Zoe Whittall's novel tells the story of George Woodbury, a well respected prep-school teacher who is the school hero for having tackled a school shooter a decade earlier. He lives with his wife Joan -- the head trauma nurse at the local hospital -- and his 17-year old daughter, Sadie, in a part of town called Woodbury Lake, named after his parents. His son, Andrew, a lawyer, lives in New York with his boyfriend.
Early in the novel, George is arrested. He is charged with four counts of sexual misconduct with a minor and attempted rape. The Woodburys' lives are in turmoil and the novel profoundly explores how each character faces the deeply disturbing accusations.
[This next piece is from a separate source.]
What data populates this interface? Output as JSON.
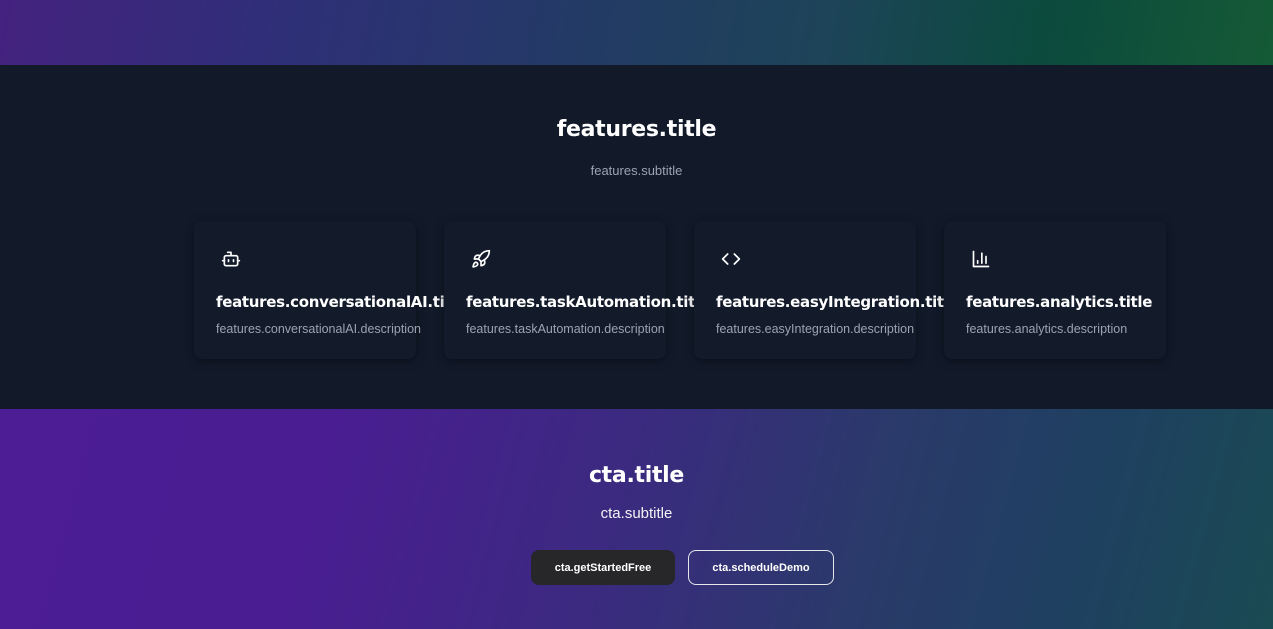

Zoe Whittall is the award-winning author of The Best Kind of People (2016), which was a finalist for the Scotiabank Giller Prize and selected as Indigo’s Number One Book of the Year.
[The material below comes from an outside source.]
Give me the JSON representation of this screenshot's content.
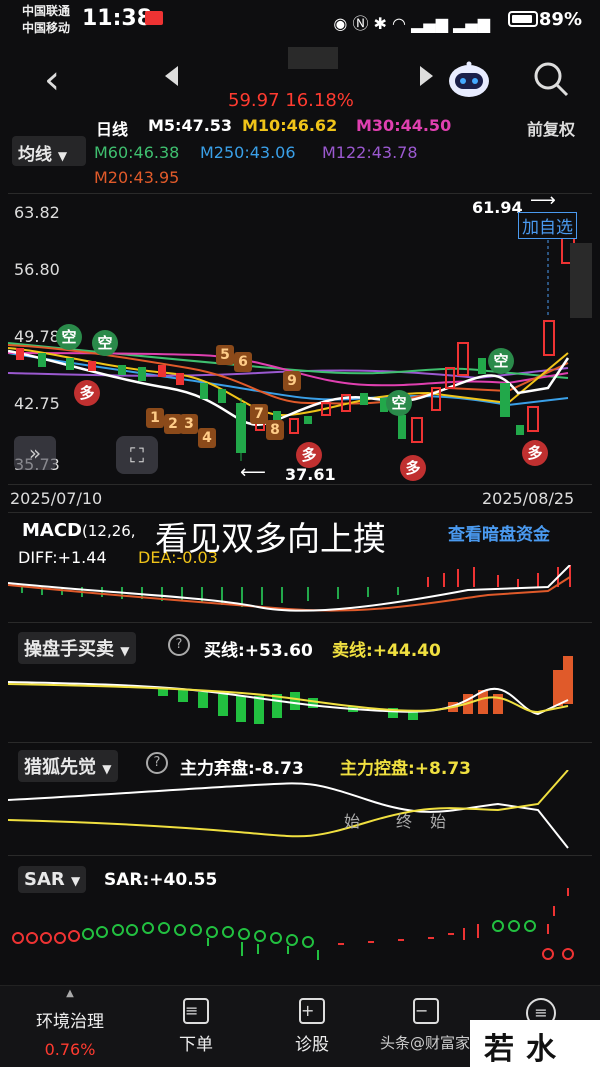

She is also the author of The Best Ten Minutes of Your Life (2001), The Emily Valentine Poems(2006), and Precordial Thump (2008), and the editor of Geeks, Misfits, & Outlaws (2003). Her debut novel Bottle Rocket Hearts (2007) made the Globe and Mail Top 100 Books of the Year and CBC Canada Reads’ Top Ten Essential Novels of the Decade.
Her second novel Holding Still for as Long as Possible (2009) won a Lambda Literary Award and was an American Library Association Stonewall Honor Book. She was awarded the K.M. Hunter Artist Award for Literature in 2016. Her writing has appeared in the Walrus, the Believer, the Globe and Mail, the National Post, Fashion, and more.
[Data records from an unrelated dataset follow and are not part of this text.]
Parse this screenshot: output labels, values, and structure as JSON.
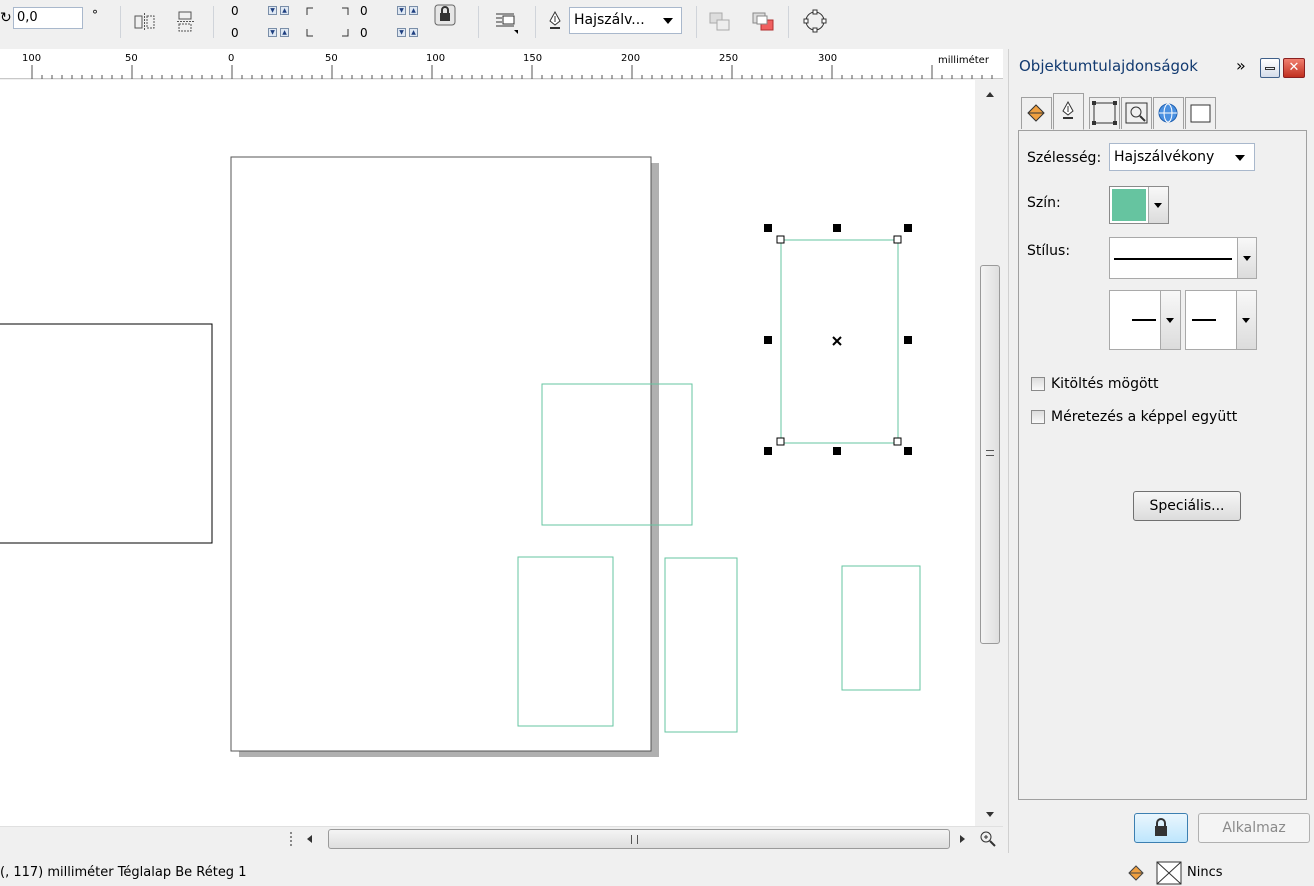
{
  "toolbar": {
    "rotation_value": "0,0",
    "degree_symbol": "°",
    "offset_top_left": "0",
    "offset_bottom_left": "0",
    "offset_top_right": "0",
    "offset_bottom_right": "0",
    "outline_width_label": "Hajszálv..."
  },
  "ruler": {
    "unit": "milliméter",
    "labels": [
      "100",
      "50",
      "0",
      "50",
      "100",
      "150",
      "200",
      "250",
      "300"
    ]
  },
  "docker": {
    "title": "Objektumtulajdonságok",
    "collapse_glyph": "»",
    "width_label": "Szélesség:",
    "width_value": "Hajszálvékony",
    "color_label": "Szín:",
    "color_value": "#66c4a0",
    "style_label": "Stílus:",
    "fill_behind_label": "Kitöltés mögött",
    "scale_with_image_label": "Méretezés a képpel együtt",
    "special_button": "Speciális...",
    "apply_button": "Alkalmaz"
  },
  "status": {
    "text": "(, 117)  milliméter Téglalap Be Réteg 1",
    "fill_label": "Nincs"
  },
  "colors": {
    "accent_outline": "#66c4a0",
    "title_blue": "#123a70"
  }
}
She has also worked as a writer and story editor on the TV shows Degrassi, Schitt’s Creek, and the Baroness Von Sketch Show. Born in the Eastern Townships of Quebec, she has an MFA from the University of Guelph and lives in Toronto.
"Heartbreaking and complex, The Best Kind of People offers no easy answers. This is a masterly exploration of the damage an entire community incurs when the secret at the heart of its most perfect family detonates."
- Lynn Coady, author of The Antagonist
"The jury found Zoe Whittall's The Best Kind of People urgent and timely, nuanced and brave. This gripping story challenges how we hear women and girls, and dissects the self-hypnosis and fear that prevent us from speaking disruptive truth. With subversive precision and solid veracity, Whittall calls into question pervasive forms of silence and acquiescence."